Banking and IOLTA Accounts

Banking and IOLTA Accounts

Like all small businesses, a new law firm needs a business checking account. But law firm banking is different than ordinary small business banking in one important way: most lawyers in private practice are required by law to keep client funds in a separate IOLTA account, and they must manage the account properly.

IOLTA is an acronym for Interest on Lawyers Trust Accounts. Whenever a lawyer has funds that belong to a client, state ethics rules require that those funds must be kept in a trust account that’s separate from the lawyer’s general operating account. When a lawyer has possession of relatively small sums (usually retainer money), the lawyer is allowed to pool these client funds into a single IOLTA account, rather than opening a separate trust account for each client.
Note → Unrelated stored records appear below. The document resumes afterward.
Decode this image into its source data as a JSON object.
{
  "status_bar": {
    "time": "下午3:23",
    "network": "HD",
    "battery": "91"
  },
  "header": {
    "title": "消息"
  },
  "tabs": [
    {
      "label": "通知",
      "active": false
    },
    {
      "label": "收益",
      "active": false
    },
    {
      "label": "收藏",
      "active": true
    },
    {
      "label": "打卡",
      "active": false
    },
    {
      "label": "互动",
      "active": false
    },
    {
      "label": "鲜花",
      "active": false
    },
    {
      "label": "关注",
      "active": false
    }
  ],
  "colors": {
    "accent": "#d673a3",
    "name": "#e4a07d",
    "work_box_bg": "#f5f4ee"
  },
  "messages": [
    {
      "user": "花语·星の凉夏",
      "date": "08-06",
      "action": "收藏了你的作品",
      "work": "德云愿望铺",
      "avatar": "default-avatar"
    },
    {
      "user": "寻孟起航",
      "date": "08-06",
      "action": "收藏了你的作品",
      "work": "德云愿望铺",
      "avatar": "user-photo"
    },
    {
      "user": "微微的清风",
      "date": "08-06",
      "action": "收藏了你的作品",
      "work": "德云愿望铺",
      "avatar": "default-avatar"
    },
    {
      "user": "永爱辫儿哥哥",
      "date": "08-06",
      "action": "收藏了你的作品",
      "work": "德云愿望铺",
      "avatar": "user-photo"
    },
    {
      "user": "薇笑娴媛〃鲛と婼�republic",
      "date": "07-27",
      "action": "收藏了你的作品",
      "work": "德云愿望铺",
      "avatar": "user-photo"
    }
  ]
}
Interest earned on the account is transferred to a fund supporting legal aid for the poor and public service programs.

You can usually set up an IOLTA account at the same bank where you have your regular checking account. Then you should review your state ethics rules for guidance on how to handle the IOLTA account properly. Here are some general rules:

Handle retainers properly. Money that you have received but have not yet earned goes into the IOLTA account. When you prepare your monthly bills, you can list fees and costs, the amount you will deduct from the client’s retainer to cover that month’s bill, and the retainer balance. Once the bill has been sent, you must move the month’s payment from the IOTLA account to your operating account. Most state ethics rules prohibit you from keeping money in the IOLTA account once it has been earned.

Don’t pay operating expenses from the IOLTA account. You can’t pay operating expenses directly from your IOLTA account, even if you have already earned the money you are using. Money must always be transferred to your operating account first. Lawyers have also landed in ethical hot water for borrowing IOLTA funds to pay operating expenses.

Keep Good Records. IOLTA accounts have stricter recordkeeping requirements than a regular checking account. You must maintain a spreadsheet or ledger that tracks funds transferred in and out of the account for each client and how much money each client has in trust. Look for legal practice management or accounting software that helps you automate and stay on top of IOLTA recordkeeping.

Know When You Need an Individual Trust Account for Client Funds. IOLTA accounts are designed to hold relatively small amounts of money for relatively short periods of time. If you are holding a large amount of money for a client, or if you are keeping money in trust for a long time, those funds should be deposited in a separate trust account that earns interest for the account beneficiary.

Consult your state bar’s IOLTA account rules to determine what types of funds must be deposited in individual accounts, and for guidance and answers to questions about IOLTA accounts generally.